The first three words are aiōn, aiōnios, and aïdios, typically translated as eternal and also world or eon. The Aionian Bible is named after an alternative spelling of aiōnios. Consider that researchers question if aiōn and aiōnios actually mean eternal. Translating aiōn as eternal in Matthew 28:20 makes no sense, as all agree. The Greek word for eternal is aïdios, used in Romans 1:20 about God and in Jude 6 about demon imprisonment. Yet what about aiōnios in John 3:16? Certainly we do not question whether salvation is eternal! However, aiōnios means something much more wonderful than infinite time! Ancient Greeks used aiōn to mean eon or age. They also used the adjective aiōnios to mean entirety, such as complete or even consummate, but never infinite time. Read Dr. Heleen Keizer and Ramelli and Konstan for proofs. So aiōnios is the perfect description of God's Word which has everything we need for life and godliness! And the aiōnios life promised in John 3:16 is not simply a ticket to eternal life in the future, but the invitation through faith to the consummate life beginning now! Aiōnios life with Christ is Better than Forever.
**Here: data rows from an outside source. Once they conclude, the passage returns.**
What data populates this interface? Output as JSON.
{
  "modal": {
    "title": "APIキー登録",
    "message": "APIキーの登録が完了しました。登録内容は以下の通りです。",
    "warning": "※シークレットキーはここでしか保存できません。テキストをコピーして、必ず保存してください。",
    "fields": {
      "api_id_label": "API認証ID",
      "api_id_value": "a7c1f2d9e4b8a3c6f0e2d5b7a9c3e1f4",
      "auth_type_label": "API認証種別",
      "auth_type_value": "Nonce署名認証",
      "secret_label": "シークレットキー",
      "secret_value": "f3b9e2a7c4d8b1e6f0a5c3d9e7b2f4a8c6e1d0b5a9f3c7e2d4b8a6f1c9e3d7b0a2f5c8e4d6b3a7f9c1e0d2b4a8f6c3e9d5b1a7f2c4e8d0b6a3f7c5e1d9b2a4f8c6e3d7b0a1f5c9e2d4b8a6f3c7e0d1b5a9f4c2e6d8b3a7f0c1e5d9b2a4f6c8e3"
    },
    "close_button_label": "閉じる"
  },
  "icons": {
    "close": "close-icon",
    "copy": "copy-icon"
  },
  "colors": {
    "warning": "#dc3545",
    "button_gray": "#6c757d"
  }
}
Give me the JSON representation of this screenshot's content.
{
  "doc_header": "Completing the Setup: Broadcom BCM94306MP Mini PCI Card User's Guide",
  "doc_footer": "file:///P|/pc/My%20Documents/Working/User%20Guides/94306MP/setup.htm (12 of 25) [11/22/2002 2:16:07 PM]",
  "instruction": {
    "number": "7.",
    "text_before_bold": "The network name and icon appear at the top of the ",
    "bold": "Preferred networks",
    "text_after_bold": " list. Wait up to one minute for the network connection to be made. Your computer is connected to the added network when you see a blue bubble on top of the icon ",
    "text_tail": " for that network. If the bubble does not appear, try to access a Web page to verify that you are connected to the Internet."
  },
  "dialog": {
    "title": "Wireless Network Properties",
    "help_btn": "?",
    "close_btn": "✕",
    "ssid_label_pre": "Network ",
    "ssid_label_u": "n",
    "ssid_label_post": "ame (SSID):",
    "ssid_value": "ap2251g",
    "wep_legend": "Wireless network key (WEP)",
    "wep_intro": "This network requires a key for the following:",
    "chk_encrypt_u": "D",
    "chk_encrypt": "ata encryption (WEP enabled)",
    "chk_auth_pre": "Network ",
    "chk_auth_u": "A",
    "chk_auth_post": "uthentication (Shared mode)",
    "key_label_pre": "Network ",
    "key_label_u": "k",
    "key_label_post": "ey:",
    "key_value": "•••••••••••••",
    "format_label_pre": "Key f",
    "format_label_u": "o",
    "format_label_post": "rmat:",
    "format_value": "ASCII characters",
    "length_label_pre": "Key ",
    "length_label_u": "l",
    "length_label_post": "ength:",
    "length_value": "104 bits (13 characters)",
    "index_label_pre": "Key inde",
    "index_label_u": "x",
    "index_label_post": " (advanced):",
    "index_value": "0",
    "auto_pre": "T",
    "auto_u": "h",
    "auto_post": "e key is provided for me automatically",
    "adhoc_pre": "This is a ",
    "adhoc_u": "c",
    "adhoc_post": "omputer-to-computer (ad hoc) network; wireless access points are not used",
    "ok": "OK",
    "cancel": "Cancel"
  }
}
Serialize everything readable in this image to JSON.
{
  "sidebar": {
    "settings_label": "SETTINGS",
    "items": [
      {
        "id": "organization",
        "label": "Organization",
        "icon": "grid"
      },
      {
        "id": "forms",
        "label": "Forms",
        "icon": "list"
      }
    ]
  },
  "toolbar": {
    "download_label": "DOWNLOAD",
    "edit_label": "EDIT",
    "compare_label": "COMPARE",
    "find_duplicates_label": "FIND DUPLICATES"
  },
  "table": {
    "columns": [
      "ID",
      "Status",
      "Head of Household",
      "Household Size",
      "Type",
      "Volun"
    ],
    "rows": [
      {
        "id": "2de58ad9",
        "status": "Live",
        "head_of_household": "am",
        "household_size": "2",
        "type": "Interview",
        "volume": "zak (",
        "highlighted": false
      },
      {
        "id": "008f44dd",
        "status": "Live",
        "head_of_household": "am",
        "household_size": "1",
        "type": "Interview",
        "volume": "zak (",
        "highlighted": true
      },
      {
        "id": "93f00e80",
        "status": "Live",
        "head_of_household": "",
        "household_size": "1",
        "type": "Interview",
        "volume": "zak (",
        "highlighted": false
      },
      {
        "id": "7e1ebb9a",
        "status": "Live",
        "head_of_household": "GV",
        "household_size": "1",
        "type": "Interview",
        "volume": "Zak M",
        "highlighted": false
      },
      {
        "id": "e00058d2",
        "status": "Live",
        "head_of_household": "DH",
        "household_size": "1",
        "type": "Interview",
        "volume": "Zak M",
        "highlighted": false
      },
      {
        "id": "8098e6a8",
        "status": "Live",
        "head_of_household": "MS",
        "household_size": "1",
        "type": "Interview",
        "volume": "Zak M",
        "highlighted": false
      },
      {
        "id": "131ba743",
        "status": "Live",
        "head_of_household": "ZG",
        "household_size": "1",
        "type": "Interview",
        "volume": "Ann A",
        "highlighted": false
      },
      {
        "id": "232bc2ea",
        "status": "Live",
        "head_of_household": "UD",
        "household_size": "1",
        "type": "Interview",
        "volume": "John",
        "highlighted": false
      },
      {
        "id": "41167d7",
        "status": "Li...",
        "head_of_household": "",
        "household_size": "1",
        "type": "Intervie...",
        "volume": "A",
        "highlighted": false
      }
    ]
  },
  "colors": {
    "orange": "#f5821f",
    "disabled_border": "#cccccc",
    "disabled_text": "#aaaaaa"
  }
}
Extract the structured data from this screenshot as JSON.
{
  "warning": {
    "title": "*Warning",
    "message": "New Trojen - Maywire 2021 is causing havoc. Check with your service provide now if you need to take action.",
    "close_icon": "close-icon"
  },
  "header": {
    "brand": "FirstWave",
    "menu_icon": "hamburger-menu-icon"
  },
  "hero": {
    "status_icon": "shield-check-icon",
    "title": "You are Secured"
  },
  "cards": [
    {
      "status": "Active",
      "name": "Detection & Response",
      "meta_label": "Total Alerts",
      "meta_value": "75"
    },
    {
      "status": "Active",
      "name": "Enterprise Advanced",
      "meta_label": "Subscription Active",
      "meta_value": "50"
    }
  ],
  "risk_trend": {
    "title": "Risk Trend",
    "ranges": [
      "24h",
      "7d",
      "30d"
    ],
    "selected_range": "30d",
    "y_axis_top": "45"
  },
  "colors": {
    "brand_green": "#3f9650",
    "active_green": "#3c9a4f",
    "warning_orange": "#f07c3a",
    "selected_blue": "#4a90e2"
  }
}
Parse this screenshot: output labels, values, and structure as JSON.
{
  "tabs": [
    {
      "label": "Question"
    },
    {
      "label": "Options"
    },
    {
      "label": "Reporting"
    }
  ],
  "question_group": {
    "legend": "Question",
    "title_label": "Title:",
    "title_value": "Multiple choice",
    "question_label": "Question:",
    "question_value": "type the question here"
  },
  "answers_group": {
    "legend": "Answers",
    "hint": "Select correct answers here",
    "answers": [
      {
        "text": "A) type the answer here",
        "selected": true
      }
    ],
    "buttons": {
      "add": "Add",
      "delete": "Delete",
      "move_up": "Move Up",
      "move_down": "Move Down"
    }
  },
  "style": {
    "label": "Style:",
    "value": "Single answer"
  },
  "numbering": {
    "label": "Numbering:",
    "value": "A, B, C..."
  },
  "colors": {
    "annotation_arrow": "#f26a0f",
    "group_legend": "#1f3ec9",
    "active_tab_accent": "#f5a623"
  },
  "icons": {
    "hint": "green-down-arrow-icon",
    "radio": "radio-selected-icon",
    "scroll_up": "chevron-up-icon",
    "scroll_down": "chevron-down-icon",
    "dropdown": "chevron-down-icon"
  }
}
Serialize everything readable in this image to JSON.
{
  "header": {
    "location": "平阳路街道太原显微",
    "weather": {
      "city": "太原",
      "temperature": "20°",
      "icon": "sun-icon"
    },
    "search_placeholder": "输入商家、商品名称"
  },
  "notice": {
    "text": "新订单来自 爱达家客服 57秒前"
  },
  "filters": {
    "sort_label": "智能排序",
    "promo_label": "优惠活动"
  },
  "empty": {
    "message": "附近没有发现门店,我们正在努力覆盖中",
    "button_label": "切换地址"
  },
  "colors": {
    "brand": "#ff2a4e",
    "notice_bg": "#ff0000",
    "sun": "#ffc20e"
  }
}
The next seven words are Sheol, Hadēs, Geenna, Tartaroō, Abyssos, and Limnē Pyr. These words are often translated as Hell, the place of eternal punishment. However, Hell is ill-defined when compared with the Hebrew and Greek. For example, Sheol is the abode of deceased believers and unbelievers and should never be translated as Hell. Hadēs is a temporary place of punishment, Revelation 20:13-14. Geenna is the Valley of Hinnom, Jerusalem's refuse dump, a temporal judgment for sin. Tartaroō is a prison for demons, mentioned once in 2 Peter 2:4. Abyssos is a temporary prison for the Beast and Satan. Translators are also inconsistent because Hell is used by the King James Version 54 times, the New International Version 14 times, and the World English Bible zero times. Finally, Limnē Pyr is the Lake of Fire, yet Matthew 25:41 explains that these fires are prepared for the Devil and his angels. So there is reason to review our conclusions about the destinies of redeemed mankind and fallen angels.